**Exercise prompt:** Your response needs to be the data below, retyped exactly.

**Records for this task:**
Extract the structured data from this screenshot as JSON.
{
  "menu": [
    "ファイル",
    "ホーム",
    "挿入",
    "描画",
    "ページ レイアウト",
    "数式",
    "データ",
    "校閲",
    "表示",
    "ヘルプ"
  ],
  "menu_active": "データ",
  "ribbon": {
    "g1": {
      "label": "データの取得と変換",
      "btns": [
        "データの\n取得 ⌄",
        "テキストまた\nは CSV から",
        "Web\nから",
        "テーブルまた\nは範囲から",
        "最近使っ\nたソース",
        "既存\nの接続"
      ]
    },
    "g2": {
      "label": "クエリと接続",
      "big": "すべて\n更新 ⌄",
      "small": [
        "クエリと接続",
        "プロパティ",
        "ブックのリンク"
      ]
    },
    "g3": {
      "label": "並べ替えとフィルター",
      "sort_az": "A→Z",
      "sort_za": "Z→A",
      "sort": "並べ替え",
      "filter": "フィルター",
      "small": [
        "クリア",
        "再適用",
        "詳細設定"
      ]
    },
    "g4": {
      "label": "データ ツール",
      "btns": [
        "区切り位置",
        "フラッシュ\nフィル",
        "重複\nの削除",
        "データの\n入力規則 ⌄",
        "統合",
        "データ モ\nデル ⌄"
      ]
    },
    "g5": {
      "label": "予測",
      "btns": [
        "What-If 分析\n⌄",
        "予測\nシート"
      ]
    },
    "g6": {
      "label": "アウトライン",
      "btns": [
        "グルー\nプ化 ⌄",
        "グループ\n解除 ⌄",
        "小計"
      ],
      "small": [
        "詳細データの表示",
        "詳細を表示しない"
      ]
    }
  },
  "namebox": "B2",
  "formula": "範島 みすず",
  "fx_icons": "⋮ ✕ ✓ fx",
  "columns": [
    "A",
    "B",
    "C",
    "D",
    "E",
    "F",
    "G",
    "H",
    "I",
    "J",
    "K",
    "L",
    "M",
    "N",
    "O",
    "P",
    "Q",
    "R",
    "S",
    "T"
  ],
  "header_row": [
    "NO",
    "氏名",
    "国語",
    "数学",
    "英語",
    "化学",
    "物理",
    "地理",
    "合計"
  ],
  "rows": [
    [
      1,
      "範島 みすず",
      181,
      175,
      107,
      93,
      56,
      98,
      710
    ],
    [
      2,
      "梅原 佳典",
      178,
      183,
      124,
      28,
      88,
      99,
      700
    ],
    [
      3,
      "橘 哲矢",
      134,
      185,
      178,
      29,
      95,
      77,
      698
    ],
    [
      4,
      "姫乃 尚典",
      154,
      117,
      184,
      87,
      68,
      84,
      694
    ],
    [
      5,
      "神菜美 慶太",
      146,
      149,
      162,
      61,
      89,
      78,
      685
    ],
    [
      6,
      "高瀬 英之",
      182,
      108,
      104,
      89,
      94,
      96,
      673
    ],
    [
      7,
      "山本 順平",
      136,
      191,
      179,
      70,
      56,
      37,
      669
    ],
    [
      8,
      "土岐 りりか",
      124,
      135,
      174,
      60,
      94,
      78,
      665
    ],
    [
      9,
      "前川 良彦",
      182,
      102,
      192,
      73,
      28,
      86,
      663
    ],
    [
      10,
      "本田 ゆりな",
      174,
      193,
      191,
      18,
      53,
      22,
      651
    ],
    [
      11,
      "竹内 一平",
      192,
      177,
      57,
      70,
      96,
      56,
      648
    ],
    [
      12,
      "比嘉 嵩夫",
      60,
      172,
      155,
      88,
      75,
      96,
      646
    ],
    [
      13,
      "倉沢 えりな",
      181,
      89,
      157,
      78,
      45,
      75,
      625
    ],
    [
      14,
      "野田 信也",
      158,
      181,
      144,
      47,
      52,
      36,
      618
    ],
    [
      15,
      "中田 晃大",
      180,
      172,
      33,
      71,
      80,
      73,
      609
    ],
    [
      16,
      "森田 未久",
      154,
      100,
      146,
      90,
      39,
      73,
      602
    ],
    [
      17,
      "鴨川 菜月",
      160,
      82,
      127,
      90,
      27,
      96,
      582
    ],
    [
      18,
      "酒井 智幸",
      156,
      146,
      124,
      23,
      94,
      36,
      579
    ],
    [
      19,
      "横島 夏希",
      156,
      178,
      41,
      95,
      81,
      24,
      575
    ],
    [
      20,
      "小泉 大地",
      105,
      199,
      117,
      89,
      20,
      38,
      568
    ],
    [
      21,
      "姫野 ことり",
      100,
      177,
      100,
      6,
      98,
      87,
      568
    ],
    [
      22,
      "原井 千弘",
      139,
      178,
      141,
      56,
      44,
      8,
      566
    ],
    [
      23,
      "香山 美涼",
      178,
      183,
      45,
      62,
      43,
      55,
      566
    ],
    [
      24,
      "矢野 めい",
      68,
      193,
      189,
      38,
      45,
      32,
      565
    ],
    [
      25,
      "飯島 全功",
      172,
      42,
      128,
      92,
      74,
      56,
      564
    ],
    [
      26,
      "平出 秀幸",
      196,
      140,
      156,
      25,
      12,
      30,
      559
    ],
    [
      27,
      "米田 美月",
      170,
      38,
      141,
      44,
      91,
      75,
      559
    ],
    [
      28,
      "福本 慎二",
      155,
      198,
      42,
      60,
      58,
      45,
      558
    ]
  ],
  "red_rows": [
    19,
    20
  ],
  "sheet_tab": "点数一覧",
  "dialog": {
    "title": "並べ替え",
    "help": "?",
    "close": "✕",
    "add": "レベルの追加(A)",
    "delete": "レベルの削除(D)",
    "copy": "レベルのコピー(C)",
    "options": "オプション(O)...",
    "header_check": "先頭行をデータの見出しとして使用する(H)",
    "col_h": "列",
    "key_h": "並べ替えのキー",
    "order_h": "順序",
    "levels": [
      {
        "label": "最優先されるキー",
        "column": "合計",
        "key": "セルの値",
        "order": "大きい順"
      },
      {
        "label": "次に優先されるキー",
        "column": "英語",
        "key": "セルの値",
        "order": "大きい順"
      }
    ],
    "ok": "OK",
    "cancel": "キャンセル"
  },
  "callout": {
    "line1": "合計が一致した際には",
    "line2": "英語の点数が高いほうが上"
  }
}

**Answer space:**
Extract the structured data from this screenshot as JSON.
{
  "menu": [
    "ファイル",
    "ホーム",
    "挿入",
    "描画",
    "ページ レイアウト",
    "数式",
    "データ",
    "校閲",
    "表示",
    "ヘルプ"
  ],
  "menu_active": "データ",
  "ribbon": {
    "g1": {
      "label": "データの取得と変換",
      "btns": [
        "データの\n取得 ⌄",
        "テキストまた\nは CSV から",
        "Web\nから",
        "テーブルまた\nは範囲から",
        "最近使っ\nたソース",
        "既存\nの接続"
      ]
    },
    "g2": {
      "label": "クエリと接続",
      "big": "すべて\n更新 ⌄",
      "small": [
        "クエリと接続",
        "プロパティ",
        "ブックのリンク"
      ]
    },
    "g3": {
      "label": "並べ替えとフィルター",
      "sort_az": "A→Z",
      "sort_za": "Z→A",
      "sort": "並べ替え",
      "filter": "フィルター",
      "small": [
        "クリア",
        "再適用",
        "詳細設定"
      ]
    },
    "g4": {
      "label": "データ ツール",
      "btns": [
        "区切り位置",
        "フラッシュ\nフィル",
        "重複\nの削除",
        "データの\n入力規則 ⌄",
        "統合",
        "データ モ\nデル ⌄"
      ]
    },
    "g5": {
      "label": "予測",
      "btns": [
        "What-If 分析\n⌄",
        "予測\nシート"
      ]
    },
    "g6": {
      "label": "アウトライン",
      "btns": [
        "グルー\nプ化 ⌄",
        "グループ\n解除 ⌄",
        "小計"
      ],
      "small": [
        "詳細データの表示",
        "詳細を表示しない"
      ]
    }
  },
  "namebox": "B2",
  "formula": "範島 みすず",
  "fx_icons": "⋮ ✕ ✓ fx",
  "columns": [
    "A",
    "B",
    "C",
    "D",
    "E",
    "F",
    "G",
    "H",
    "I",
    "J",
    "K",
    "L",
    "M",
    "N",
    "O",
    "P",
    "Q",
    "R",
    "S",
    "T"
  ],
  "header_row": [
    "NO",
    "氏名",
    "国語",
    "数学",
    "英語",
    "化学",
    "物理",
    "地理",
    "合計"
  ],
  "rows": [
    [
      1,
      "範島 みすず",
      181,
      175,
      107,
      93,
      56,
      98,
      710
    ],
    [
      2,
      "梅原 佳典",
      178,
      183,
      124,
      28,
      88,
      99,
      700
    ],
    [
      3,
      "橘 哲矢",
      134,
      185,
      178,
      29,
      95,
      77,
      698
    ],
    [
      4,
      "姫乃 尚典",
      154,
      117,
      184,
      87,
      68,
      84,
      694
    ],
    [
      5,
      "神菜美 慶太",
      146,
      149,
      162,
      61,
      89,
      78,
      685
    ],
    [
      6,
      "高瀬 英之",
      182,
      108,
      104,
      89,
      94,
      96,
      673
    ],
    [
      7,
      "山本 順平",
      136,
      191,
      179,
      70,
      56,
      37,
      669
    ],
    [
      8,
      "土岐 りりか",
      124,
      135,
      174,
      60,
      94,
      78,
      665
    ],
    [
      9,
      "前川 良彦",
      182,
      102,
      192,
      73,
      28,
      86,
      663
    ],
    [
      10,
      "本田 ゆりな",
      174,
      193,
      191,
      18,
      53,
      22,
      651
    ],
    [
      11,
      "竹内 一平",
      192,
      177,
      57,
      70,
      96,
      56,
      648
    ],
    [
      12,
      "比嘉 嵩夫",
      60,
      172,
      155,
      88,
      75,
      96,
      646
    ],
    [
      13,
      "倉沢 えりな",
      181,
      89,
      157,
      78,
      45,
      75,
      625
    ],
    [
      14,
      "野田 信也",
      158,
      181,
      144,
      47,
      52,
      36,
      618
    ],
    [
      15,
      "中田 晃大",
      180,
      172,
      33,
      71,
      80,
      73,
      609
    ],
    [
      16,
      "森田 未久",
      154,
      100,
      146,
      90,
      39,
      73,
      602
    ],
    [
      17,
      "鴨川 菜月",
      160,
      82,
      127,
      90,
      27,
      96,
      582
    ],
    [
      18,
      "酒井 智幸",
      156,
      146,
      124,
      23,
      94,
      36,
      579
    ],
    [
      19,
      "横島 夏希",
      156,
      178,
      41,
      95,
      81,
      24,
      575
    ],
    [
      20,
      "小泉 大地",
      105,
      199,
      117,
      89,
      20,
      38,
      568
    ],
    [
      21,
      "姫野 ことり",
      100,
      177,
      100,
      6,
      98,
      87,
      568
    ],
    [
      22,
      "原井 千弘",
      139,
      178,
      141,
      56,
      44,
      8,
      566
    ],
    [
      23,
      "香山 美涼",
      178,
      183,
      45,
      62,
      43,
      55,
      566
    ],
    [
      24,
      "矢野 めい",
      68,
      193,
      189,
      38,
      45,
      32,
      565
    ],
    [
      25,
      "飯島 全功",
      172,
      42,
      128,
      92,
      74,
      56,
      564
    ],
    [
      26,
      "平出 秀幸",
      196,
      140,
      156,
      25,
      12,
      30,
      559
    ],
    [
      27,
      "米田 美月",
      170,
      38,
      141,
      44,
      91,
      75,
      559
    ],
    [
      28,
      "福本 慎二",
      155,
      198,
      42,
      60,
      58,
      45,
      558
    ]
  ],
  "red_rows": [
    19,
    20
  ],
  "sheet_tab": "点数一覧",
  "dialog": {
    "title": "並べ替え",
    "help": "?",
    "close": "✕",
    "add": "レベルの追加(A)",
    "delete": "レベルの削除(D)",
    "copy": "レベルのコピー(C)",
    "options": "オプション(O)...",
    "header_check": "先頭行をデータの見出しとして使用する(H)",
    "col_h": "列",
    "key_h": "並べ替えのキー",
    "order_h": "順序",
    "levels": [
      {
        "label": "最優先されるキー",
        "column": "合計",
        "key": "セルの値",
        "order": "大きい順"
      },
      {
        "label": "次に優先されるキー",
        "column": "英語",
        "key": "セルの値",
        "order": "大きい順"
      }
    ],
    "ok": "OK",
    "cancel": "キャンセル"
  },
  "callout": {
    "line1": "合計が一致した際には",
    "line2": "英語の点数が高いほうが上"
  }
}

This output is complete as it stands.